How does your garden grow?

05/16/2017
by Morgan Lasher

A stroll through the greenhouses at Uncle John’s Plant Farm is always a nostalgic experience for the grandson of a farmer. It brings back the aura of warm summer days when the distinct aroma of freshly growing tomatoes was captured under glass.

But one needn’t be a farmer to enjoy the pleasures of nurturing homegrown crops and decorative plants. In fact, the interest in food gardening across America last year was at its highest level in more than a decade, according to the National Gardening Association. NGA research showed that 42 million households across the nation—35 percent of the total—grew food at home or in a community garden, representing a 17 percent increase compared to five years earlier.

“People are becoming more interested in what they eat and how it is grown,” says Marcia Hawkins, co-owner and daughter-in-law of the plant farm’s founder, Uncle John Hawkins. “Gardening is wonderful exercise and it gets you out into the fresh air. And, there is a lot of satisfaction in maintaining the loveliness of your home.”

After a long, cold winter that jump started a heightened anticipation of springtime, the plant experts and landscape designers at Uncle John’s are ready to equip Northeast Ohioans with all the plants, seeds, tools, and knowledge needed to get the most out of the gardening season.

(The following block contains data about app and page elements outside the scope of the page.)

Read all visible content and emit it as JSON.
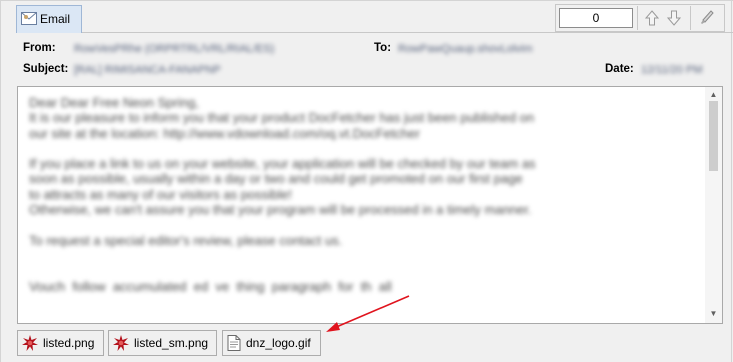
{
  "tab": {
    "label": "Email"
  },
  "toolbar": {
    "counter_value": "0"
  },
  "header": {
    "from_label": "From:",
    "from_value": "RowVesPRhe (ORPRTRL/VRL/RIAL/ES)",
    "to_label": "To:",
    "to_value": "RowPawQuaup.shovLolvim",
    "subject_label": "Subject:",
    "subject_value": "[RAL] RIMISANCA-FANAPNP",
    "date_label": "Date:",
    "date_value": "12/11/20 PM"
  },
  "message": {
    "body": "Dear Dear Free Neon Spring,\nIt is our pleasure to inform you that your product DocFetcher has just been published on\nour site at the location: http://www.vdownload.com/oq.vt.DocFetcher\n\nIf you place a link to us on your website, your application will be checked by our team as\nsoon as possible, usually within a day or two and could get promoted on our first page\nto attracts as many of our visitors as possible!\nOtherwise, we can't assure you that your program will be processed in a timely manner.\n\nTo request a special editor's review, please contact us.\n\n\nVouch  follow  accumulated  ed  ve  thing  paragraph  for  th  all"
  },
  "attachments": [
    {
      "name": "listed.png",
      "icon": "red-splat-icon"
    },
    {
      "name": "listed_sm.png",
      "icon": "red-splat-icon"
    },
    {
      "name": "dnz_logo.gif",
      "icon": "document-icon"
    }
  ],
  "colors": {
    "tab_bg": "#dbe7f5",
    "annotation_arrow": "#e0141e"
  }
}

“It’s never too early to start planning your garden and landscape,” Marcia says. “The nice thing is you don’t have to buy it all at once. You can plant a section and come in later to shop for the next section. It’s always a work in progress and we enjoy seeing people throughout the season.”

Uncle John’s, which includes 20 acres of gardens, greenhouses, and a retail Gift Barn, has become a must-visit home and garden center since John and his family purchased it in 1974. The 90-year-old greenhouses, which are among the last in Cuyahoga County, are nostalgic reminders of Northeast Ohio’s rich agricultural tradition. Uncle John’s grows annuals, perennials, herbs, houseplants, tropicals, and flowering trees and shrubs that are wholesale distributed throughout five states, and provides the plants for the retail store. Herbs that are used for cooking and home remedies are a staple at Uncle John’s.

“What differentiates us from many other garden retailers is our personal service and expertise,” Marcia insists. “We have people who have worked here for the full 41 years we’ve been open. And we have customers who have been coming here for just as long. Every spring it’s like a reunion of old friends.”

Uncle John’s quaint Gift Barn, which is often called Ohio’s best-kept secret, is a must-stop detour amidst the vast selection of flowers, plants, and herbs. The shop features unique home and garden accessories not found in most stores.

Marcia says she expects a new line of gardening gloves, Foxgloves, to be a popular seller this year.

“The gloves are thin but very protective against prickers and thorns, and they have little grippers on them so you can pick up anything you reach for,” she says. “But they are so cool and pretty that some people buy them for driving or dress-up gloves. They come in lovely colors and are available in wrist length and elbow length.”

Uncle John’s also is carrying a new brand of organic seeds from a family operated producer.

If you need help with your landscape plans, Uncle Johns has two talented designers with advanced degrees on staff—Zak Kinzy, who has worked at Uncle John’s since he was 14 years old, and Marcia’s daughter, Jessie, who specializes in hardscape designs, like patios and outdoor kitchens.

You can visit Uncle John’s website for a comprehensive catalog of plants, trees, and garden accessories. The website, however, doesn’t smell as springtime fresh as a real visit.